Unfortunately, the icy weather and a tricky travel schedule have assisted my downfall. Although I’ve lost between five and ten pounds since the beginning of the year, I haven’t made any progress with my physical exercise within the past week. It may be time to purchase a treadmill.
It might be more effective to introduce a new motivation strategy based on behavioral economics, as a couple of Harvard graduates (is that important?) are doing with a program they’re calling “Gym-Pact.”
The Gym-Pact team has become a partner with several gyms in the Boston area. The team will pay gym membership fees, and those who sign up for the program have the opportunity to work out in the gyms four times each week for free. Gym-Pact recovers the membership through penalties. There is a $25 penalty for any week with an incomplete schedule and a $75 penalty for dropping the program for any reason other than injury or illness.
Following this concept, I would need to penalize myself every week I don’t complete my planned running activities. But what would be the right penalty? Taking money away — transferring it into another account, for example — won’t be effective because I still would have that money.

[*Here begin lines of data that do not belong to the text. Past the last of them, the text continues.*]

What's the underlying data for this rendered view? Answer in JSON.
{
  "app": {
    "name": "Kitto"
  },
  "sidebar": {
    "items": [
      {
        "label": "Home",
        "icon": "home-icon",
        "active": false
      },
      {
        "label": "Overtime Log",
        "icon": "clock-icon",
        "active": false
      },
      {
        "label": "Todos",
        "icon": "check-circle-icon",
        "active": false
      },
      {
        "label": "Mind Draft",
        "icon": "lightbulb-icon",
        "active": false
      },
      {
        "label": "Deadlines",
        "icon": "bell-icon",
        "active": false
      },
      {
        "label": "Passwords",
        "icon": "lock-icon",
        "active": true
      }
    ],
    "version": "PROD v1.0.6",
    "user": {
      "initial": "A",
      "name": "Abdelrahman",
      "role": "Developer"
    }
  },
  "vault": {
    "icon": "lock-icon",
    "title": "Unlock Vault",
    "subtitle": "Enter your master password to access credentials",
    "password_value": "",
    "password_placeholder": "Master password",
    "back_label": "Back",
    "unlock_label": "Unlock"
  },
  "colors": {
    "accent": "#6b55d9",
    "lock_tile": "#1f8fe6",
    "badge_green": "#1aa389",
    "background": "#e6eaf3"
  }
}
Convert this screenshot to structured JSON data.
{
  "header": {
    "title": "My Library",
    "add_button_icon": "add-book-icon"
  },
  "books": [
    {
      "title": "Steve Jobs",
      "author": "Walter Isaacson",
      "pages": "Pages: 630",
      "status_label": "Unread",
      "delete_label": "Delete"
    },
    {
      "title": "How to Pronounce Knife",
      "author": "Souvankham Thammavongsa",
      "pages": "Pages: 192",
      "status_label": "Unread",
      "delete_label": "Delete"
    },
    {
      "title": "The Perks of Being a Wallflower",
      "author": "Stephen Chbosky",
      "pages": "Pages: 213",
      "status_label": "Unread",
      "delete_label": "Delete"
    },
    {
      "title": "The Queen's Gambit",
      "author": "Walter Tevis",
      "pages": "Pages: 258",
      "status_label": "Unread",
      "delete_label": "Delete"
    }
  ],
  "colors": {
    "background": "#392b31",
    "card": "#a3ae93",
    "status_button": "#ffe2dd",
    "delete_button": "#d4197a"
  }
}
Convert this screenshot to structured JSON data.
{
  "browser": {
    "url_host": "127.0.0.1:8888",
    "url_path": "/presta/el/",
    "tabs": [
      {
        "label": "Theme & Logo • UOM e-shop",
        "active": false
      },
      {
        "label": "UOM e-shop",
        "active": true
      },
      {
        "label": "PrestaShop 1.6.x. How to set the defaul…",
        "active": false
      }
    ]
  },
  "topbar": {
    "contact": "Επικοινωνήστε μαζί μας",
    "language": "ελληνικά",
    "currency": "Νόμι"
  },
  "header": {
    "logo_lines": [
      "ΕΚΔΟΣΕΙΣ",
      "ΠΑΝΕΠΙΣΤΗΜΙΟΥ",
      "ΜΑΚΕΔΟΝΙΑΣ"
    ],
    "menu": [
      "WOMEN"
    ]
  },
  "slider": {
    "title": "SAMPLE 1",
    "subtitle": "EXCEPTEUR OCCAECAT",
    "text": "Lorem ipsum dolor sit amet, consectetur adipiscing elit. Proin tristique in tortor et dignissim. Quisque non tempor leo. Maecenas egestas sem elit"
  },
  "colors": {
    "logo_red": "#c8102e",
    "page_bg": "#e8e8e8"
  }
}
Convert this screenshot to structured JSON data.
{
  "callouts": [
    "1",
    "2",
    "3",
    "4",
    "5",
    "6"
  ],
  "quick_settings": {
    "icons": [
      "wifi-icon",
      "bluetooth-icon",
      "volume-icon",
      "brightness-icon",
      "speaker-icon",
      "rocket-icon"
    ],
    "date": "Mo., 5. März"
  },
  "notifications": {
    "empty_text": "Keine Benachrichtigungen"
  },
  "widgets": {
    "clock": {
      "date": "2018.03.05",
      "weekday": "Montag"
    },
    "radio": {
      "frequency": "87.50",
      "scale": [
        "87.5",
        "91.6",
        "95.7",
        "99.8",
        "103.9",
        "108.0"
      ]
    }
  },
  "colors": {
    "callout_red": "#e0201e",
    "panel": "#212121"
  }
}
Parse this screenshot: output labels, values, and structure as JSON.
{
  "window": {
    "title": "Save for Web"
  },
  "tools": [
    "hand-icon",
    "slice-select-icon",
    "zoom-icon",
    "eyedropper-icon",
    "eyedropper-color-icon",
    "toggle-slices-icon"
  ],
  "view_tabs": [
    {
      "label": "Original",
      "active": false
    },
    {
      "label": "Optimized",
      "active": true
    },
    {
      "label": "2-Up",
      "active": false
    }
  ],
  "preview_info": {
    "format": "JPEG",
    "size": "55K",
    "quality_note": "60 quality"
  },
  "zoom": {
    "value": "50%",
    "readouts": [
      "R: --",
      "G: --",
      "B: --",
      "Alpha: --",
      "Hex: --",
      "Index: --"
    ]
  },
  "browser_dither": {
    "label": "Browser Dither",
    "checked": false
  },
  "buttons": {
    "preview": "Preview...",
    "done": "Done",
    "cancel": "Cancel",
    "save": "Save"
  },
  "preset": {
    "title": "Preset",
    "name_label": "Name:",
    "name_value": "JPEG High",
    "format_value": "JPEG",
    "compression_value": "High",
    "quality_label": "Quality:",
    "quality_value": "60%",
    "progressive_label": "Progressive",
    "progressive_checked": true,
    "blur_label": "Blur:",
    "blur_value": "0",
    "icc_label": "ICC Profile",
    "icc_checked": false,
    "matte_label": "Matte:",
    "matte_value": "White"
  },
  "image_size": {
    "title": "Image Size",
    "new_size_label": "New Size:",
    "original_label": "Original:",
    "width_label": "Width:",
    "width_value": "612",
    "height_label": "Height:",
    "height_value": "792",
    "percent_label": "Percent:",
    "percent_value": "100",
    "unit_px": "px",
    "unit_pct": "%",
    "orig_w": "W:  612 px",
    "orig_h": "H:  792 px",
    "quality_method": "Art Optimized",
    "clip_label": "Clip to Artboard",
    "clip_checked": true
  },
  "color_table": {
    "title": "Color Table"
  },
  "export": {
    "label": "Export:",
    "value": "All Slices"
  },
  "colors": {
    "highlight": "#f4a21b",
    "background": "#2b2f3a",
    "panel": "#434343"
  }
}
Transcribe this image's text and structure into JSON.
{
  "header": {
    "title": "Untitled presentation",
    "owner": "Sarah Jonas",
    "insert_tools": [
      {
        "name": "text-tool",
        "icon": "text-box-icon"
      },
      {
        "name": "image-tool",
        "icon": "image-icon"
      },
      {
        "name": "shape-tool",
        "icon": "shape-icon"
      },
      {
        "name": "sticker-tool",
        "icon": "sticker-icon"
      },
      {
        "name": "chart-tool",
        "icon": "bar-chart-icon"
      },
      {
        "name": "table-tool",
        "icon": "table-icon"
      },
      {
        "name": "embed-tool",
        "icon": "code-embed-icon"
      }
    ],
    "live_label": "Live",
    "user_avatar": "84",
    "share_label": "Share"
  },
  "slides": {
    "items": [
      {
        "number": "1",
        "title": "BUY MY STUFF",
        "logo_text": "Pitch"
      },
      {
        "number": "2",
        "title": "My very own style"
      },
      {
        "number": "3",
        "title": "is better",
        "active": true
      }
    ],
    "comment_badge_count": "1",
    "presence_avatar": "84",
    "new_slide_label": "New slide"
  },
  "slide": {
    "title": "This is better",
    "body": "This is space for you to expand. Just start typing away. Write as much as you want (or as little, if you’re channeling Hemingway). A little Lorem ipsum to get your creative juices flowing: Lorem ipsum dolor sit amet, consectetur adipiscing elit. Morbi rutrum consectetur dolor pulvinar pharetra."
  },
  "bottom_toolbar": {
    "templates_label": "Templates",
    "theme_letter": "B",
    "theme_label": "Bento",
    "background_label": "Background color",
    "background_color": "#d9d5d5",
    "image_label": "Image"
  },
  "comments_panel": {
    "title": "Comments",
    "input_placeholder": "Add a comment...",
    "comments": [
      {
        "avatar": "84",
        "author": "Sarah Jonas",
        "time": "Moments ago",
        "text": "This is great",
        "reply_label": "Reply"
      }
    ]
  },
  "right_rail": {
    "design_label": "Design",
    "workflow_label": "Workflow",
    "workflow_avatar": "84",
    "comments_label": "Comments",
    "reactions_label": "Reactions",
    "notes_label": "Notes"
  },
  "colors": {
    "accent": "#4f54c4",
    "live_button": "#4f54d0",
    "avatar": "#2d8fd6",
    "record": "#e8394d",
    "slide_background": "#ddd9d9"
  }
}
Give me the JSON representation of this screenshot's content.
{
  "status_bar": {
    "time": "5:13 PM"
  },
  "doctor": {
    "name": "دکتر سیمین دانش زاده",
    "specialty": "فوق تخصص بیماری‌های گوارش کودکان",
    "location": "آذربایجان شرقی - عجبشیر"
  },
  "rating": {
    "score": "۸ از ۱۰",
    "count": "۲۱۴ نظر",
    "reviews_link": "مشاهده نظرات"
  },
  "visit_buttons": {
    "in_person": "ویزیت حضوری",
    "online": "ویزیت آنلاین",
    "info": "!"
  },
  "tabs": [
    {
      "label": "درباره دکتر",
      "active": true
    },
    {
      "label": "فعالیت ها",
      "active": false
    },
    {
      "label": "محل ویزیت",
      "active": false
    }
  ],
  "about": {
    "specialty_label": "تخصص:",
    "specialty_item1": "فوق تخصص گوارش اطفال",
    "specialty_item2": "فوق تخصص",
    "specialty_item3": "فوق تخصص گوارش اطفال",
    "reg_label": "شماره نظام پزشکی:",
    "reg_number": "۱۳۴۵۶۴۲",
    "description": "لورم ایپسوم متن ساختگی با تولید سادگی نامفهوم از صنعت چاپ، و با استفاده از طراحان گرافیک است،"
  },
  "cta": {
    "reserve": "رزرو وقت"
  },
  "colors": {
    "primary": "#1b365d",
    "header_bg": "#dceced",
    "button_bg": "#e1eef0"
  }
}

Donating money to a charity for each week I miss isn’t a penalty because charitable giving is good.
The key is to find a financial penalty that is immediate enough and will hurt enough so that it motivates me to complete the exercises as planned.
How do you use your finances to motivate you?
Published or updated February 7, 2011.